JOEL ARIATE: It's utterly untrue. Under the Marcos administration, I mean, the average is from 0.8 to 0.9 killing a day, meaning one Filipino gets killed a day. And in the first quarter of 2024, we've counted 75 killings, and that's for 73 days.

FENG: The Philippines National Police and the Marcos administration did not respond to requests for comment. The police do infrequently release their own data. For example, for all of 2023, the police said about 47,000 people surrendered, were arrested or died in drug operations. But they don't break that figure down. And even Ariate's figures are almost certainly an undercount.

(CROSSTALK)

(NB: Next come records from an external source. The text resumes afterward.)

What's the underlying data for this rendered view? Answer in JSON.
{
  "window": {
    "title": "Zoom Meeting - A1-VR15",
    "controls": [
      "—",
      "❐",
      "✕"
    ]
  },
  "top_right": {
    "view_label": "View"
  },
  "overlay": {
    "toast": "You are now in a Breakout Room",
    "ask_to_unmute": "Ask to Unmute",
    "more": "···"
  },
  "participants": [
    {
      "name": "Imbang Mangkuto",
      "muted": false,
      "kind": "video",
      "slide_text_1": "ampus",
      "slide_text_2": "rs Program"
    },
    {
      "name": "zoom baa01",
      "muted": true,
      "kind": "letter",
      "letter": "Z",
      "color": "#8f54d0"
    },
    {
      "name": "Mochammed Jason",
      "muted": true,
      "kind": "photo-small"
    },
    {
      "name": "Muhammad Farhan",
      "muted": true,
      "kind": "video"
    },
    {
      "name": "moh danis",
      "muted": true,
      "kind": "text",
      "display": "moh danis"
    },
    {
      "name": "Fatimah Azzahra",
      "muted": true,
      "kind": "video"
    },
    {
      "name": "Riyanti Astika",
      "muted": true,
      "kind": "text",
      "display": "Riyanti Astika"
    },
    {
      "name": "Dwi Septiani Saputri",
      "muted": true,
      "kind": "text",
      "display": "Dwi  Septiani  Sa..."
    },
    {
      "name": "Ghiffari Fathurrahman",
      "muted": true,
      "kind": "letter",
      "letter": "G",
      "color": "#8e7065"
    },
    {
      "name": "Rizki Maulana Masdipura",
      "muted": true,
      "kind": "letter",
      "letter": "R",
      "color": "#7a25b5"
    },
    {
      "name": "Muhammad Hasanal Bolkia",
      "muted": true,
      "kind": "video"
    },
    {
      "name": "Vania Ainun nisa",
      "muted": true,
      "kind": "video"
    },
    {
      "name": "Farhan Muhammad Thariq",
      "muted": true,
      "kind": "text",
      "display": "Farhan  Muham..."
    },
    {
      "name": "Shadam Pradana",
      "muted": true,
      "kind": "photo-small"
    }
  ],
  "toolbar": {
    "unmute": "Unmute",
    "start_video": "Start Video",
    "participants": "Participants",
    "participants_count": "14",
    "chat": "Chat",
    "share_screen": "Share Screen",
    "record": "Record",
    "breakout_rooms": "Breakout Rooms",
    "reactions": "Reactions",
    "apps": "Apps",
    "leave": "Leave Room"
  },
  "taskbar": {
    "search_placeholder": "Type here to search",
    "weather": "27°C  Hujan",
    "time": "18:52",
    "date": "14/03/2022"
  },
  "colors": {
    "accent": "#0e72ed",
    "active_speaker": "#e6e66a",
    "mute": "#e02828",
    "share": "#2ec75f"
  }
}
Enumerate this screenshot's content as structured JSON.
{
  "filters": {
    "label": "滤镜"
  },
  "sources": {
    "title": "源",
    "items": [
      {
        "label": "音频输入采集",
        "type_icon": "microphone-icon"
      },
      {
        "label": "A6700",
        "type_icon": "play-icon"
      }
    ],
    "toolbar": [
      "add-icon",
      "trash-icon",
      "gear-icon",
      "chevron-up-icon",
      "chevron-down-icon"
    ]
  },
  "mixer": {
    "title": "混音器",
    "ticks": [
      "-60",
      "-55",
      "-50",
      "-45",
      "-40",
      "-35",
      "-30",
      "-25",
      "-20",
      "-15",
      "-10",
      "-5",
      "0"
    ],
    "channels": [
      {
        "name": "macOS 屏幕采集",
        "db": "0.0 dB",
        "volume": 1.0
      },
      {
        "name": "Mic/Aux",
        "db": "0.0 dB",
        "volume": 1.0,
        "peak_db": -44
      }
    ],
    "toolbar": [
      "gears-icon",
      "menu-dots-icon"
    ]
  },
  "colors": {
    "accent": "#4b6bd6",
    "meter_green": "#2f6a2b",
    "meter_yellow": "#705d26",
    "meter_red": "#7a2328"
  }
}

FENG: Which is why in Navotas, a poor city north of Manila with one of the highest concentrations of killings under Duterte, residents still live in fear of death from law enforcement.

UNIDENTIFIED PERSON: Duterte's gone (inaudible), but his influence is still going.

FENG: This man says Duterte's influence continues. His brother and father were shot dead by vigilantes during the early days of Duterte's drug war in 2017. And he says he still sees drug-related killings around Manila, which is why he wanted to remain anonymous.

UNIDENTIFIED PERSON: Because of the vigilante, if you look like using drugs, even you're not using drugs, you still killed. There's no justice.

FENG: That's what happened along this sewage-clogged river in the slum area of Navotas. Residents show me where a 17-year-old boy named Jemboy Baltazar was shot to death by police last August while cleaning his fishing boat. His uncle dragged the body out of the water. That's when his father, Jessie Baltazar, ran over.

JESSIE BALTAZAR: (Through interpreter) I saw my son's body floating in the river, and I cried to the police, I thought you said you only fired warning shots.

FENG: Police later said they'd gotten intel his son was an accomplice to another crime and possibly selling drugs, something a court later found not true. Jemboy's case made national headlines when the six officers involved were fired. One was sentenced to four years in prison. But the family fears the verdict will soon be overturned because the police unit that killed Jemboy were the ones that investigated themselves.

(SOUNDBITE OF WAVES CRASHING)

FENG: The Baltazar family and other witnesses are now in hiding. They fear the police officers who killed Jemboy will take revenge on them.

(SOUNDBITE OF WAVES CRASHING)

FENG: NPR met them at an undisclosed location. It's peaceful, by the ocean. Sonny Augustilo, Jemboy's childhood best friend who was in the boat with him when he was shot, is hiding here too. He says he does not know what his future holds.

SONNY AUGUSTILO: (Through interpreter) The police are like the gods of Navotas. They can just kill anyone.

FENG: And the cycle of violence continues. Less than a month after Jemboy's funeral, another one of his friends was shot to death. The killers still have not been found. Emily Feng, NPR News, Manila, the Philippines. Transcript provided by NPR, Copyright NPR.

NPR transcripts are created on a rush deadline by an NPR contractor. This text may not be in its final form and may be updated or revised in the future. Accuracy and availability may vary. The authoritative record of NPR’s programming is the audio record.

Emily Feng
Emily Feng is NPR's Beijing correspondent.